2. Local Industrial Development Policies to 1940
3. The Golden-Age? Regional Policy and Spatial Keynesianism
4. Local Economic Strategies in the 1980s and 1990s
5. Devolution, Constitutional Change, and Economic Governance
Section 2: Practising Economic Development_
6. Labour Market Policy
7. Inward Investment
8. Small Firms and Community Enterprise
9. Rural and Urban Economic Developments
Section 3: Theory and Economic Development_
10. Cumulative Growth Approaches
11. Regulation Approaches
12. Growth Machines and Urban Regimes
13. The New Institutionalism and New Regionalism
14. Relational Economic Geographies and Beyond
|| Students will be expected to develop their problem solving skills in the context of the Project Essays and Policy Essays. The seminar format of much of the course will help to develop this skill. |
|| Students will undertake a significant degree of independent researching for the Project Essays and Policy Essays. Equivalent preparatory work will be required for the Oral Presentation. |
|| The seminar format of much of the course will help to develop the communication skills of the students (in the formal teaching sessions and the reading groups). This is assessed in the context of the Oral Presentations. |
|Improving own Learning and Performance
|| There is a strong emphasis in the course on student-led learning. This is a key feature of preparing for discussions in seminars and researching for the Project Essays, Policy Essays, and Oral Presentations. |
|| The seminar component of this module involves group-based discussions and activities. It is not formally assessed. |
|| Students will be expected to use Information Technology in the presentation of their coursework. They will also become familiar with the use of Internet in the provision of academic writing, for example on-line journals (assessed through the Project Essays and Policy Essays). They will also be expected to use Powerpoint when doing their Oral Presentations. |
|Application of Number

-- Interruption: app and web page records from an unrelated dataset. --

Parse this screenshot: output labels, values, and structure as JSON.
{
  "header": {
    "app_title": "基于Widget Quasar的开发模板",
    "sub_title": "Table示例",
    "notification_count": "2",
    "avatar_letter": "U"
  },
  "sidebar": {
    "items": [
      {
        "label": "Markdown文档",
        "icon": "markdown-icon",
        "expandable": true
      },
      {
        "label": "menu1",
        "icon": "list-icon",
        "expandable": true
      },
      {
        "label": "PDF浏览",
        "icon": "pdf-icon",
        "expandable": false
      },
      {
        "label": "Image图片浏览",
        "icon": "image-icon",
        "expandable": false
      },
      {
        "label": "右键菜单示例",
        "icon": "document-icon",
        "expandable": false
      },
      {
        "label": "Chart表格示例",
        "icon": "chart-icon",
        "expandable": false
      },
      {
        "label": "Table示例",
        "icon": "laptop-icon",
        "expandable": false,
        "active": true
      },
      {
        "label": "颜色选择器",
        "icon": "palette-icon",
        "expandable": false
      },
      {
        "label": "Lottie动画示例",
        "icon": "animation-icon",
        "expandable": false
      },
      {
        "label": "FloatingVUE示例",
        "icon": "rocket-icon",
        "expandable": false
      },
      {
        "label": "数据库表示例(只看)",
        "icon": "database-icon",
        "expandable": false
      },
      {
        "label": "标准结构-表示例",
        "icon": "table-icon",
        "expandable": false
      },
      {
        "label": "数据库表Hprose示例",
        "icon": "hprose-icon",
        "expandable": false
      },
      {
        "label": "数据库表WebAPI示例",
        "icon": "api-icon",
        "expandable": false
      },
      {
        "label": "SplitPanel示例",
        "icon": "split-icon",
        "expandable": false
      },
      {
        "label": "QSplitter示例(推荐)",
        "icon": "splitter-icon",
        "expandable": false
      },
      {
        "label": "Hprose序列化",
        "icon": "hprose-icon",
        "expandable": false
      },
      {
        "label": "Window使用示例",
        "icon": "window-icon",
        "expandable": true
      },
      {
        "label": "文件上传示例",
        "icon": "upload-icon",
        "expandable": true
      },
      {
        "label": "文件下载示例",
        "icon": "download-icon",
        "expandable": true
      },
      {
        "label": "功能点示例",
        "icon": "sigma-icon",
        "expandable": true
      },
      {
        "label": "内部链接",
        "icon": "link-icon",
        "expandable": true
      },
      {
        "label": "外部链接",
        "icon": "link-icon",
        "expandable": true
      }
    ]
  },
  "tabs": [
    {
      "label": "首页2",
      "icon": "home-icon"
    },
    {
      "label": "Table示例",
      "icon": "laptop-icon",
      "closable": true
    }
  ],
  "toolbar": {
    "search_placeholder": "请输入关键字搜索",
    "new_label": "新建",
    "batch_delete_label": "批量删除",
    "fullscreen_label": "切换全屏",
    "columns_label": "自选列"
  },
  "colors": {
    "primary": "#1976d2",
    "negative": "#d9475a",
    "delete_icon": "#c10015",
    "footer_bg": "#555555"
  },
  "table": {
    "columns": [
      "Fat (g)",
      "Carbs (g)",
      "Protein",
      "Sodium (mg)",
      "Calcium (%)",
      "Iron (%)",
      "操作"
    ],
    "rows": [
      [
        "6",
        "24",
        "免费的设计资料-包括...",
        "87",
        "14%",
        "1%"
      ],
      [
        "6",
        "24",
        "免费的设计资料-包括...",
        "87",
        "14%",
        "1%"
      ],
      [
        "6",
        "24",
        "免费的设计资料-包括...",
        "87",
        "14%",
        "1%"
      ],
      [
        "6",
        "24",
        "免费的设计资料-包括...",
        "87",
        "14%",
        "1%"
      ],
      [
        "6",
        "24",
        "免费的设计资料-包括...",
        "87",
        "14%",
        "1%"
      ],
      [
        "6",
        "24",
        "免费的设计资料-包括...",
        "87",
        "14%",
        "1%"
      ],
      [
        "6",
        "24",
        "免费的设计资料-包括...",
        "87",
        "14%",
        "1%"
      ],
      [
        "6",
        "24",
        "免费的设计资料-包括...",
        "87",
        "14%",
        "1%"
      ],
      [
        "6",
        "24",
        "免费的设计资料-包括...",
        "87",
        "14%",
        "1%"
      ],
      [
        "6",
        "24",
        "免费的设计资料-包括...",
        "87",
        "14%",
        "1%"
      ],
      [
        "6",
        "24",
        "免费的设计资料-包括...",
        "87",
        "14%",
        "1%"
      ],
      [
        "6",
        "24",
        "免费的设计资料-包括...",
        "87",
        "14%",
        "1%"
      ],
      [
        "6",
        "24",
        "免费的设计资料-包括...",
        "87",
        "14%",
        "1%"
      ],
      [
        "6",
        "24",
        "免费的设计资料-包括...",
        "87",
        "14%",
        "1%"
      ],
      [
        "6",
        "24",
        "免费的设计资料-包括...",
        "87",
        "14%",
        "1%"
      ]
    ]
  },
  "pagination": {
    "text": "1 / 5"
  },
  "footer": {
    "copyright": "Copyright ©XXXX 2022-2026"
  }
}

|| Some reading by students will discuss empirical research based on numerical analysis (not assessed). |
|Personal Development and Career planning
|| The module provides knowledge and understanding that is central to teaching geography at the tertiary and higher education sector level. Students who wish to pursue careers within the discipline of Applied Economic Development will be encouraged to situate themselves, and their work, within the broad sweep of recent developments in this field. |
|Subject Specific Skills
|| Important subject specific skills are developed in the context of this module and are assessed in the Project Essays, Policy Essays and Oral Presentations. |
** Recommended Text
Amin, A. (ed) (1994) Post-Fordism: A Reader
Amin, A. and Thrift, N. (1994) Globalisation, Institutions and Regional Development in Europe
Oxford: Oxford University Press
Atkinson B, Baker P and Milward B (1996) Economic Policy
Bennett, R. and McCoshan, A. (1993) Enterprise and Human Resource
Paul Chapman, London
Brenner, N. (2004) New State Spaces
Oxford University Press
Campbell, M. (1990) Local Economic Policy
Cochrane, A. (1993) Whatever Happened to Local Government?
Open University Press, Buckingham
Cooke, P. and Morgan, K. (1998) Associational Economies
Oxford: Oxford University Press
Eisenschitz, A. and Gough, J. (1993) The Politics of Local Economic Policy
Healey, P. (1997) Collaborative Planning
Imrie R and Thomas H (1999) British Urban Policy
Lauria, M. (1997) Reconstructing Urban Regime Theory
This module is at CQFW Level 7